# [Working data]
= Beginning of Section =
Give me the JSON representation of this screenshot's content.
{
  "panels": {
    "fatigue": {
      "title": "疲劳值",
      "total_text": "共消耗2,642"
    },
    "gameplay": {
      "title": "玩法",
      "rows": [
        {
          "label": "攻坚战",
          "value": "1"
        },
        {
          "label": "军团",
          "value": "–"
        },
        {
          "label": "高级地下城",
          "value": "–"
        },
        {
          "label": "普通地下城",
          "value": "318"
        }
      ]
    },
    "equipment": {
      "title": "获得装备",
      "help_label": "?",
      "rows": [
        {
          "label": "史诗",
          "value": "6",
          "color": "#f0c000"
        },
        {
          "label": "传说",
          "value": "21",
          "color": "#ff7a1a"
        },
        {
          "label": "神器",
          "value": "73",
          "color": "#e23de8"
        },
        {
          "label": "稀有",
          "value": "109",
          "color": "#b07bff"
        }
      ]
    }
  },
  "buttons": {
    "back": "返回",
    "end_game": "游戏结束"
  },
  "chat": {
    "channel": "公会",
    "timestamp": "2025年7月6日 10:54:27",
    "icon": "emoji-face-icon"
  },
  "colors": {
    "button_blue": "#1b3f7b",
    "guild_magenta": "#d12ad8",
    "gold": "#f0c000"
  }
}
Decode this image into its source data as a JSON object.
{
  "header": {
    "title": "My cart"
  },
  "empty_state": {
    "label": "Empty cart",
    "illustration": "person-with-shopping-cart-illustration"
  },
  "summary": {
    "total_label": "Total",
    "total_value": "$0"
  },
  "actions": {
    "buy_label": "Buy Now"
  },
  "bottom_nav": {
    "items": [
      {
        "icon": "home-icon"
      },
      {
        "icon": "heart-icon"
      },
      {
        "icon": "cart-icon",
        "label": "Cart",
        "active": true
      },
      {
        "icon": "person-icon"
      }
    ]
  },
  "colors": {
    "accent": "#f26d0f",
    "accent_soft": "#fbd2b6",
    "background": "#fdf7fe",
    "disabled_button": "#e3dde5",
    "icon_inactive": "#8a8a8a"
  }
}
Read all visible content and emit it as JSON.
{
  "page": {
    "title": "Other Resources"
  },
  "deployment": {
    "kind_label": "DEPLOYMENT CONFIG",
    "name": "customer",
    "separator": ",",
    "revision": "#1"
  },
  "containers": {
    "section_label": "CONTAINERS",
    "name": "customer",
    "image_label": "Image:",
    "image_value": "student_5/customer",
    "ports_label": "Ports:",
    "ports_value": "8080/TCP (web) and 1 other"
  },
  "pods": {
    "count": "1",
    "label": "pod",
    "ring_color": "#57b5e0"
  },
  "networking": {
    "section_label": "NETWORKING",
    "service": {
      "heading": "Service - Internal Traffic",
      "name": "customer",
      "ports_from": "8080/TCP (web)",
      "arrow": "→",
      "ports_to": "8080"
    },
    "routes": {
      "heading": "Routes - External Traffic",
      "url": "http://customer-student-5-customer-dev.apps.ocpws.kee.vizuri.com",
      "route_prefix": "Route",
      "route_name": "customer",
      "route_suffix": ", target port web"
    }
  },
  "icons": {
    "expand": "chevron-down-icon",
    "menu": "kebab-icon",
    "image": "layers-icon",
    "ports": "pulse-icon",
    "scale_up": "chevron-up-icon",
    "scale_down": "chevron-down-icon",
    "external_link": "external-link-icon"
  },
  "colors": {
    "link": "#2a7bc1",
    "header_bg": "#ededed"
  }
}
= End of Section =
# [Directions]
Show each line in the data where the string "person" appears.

# [Response below]
    "illustration": "person-with-shopping-cart-illustration"
        "icon": "person-icon"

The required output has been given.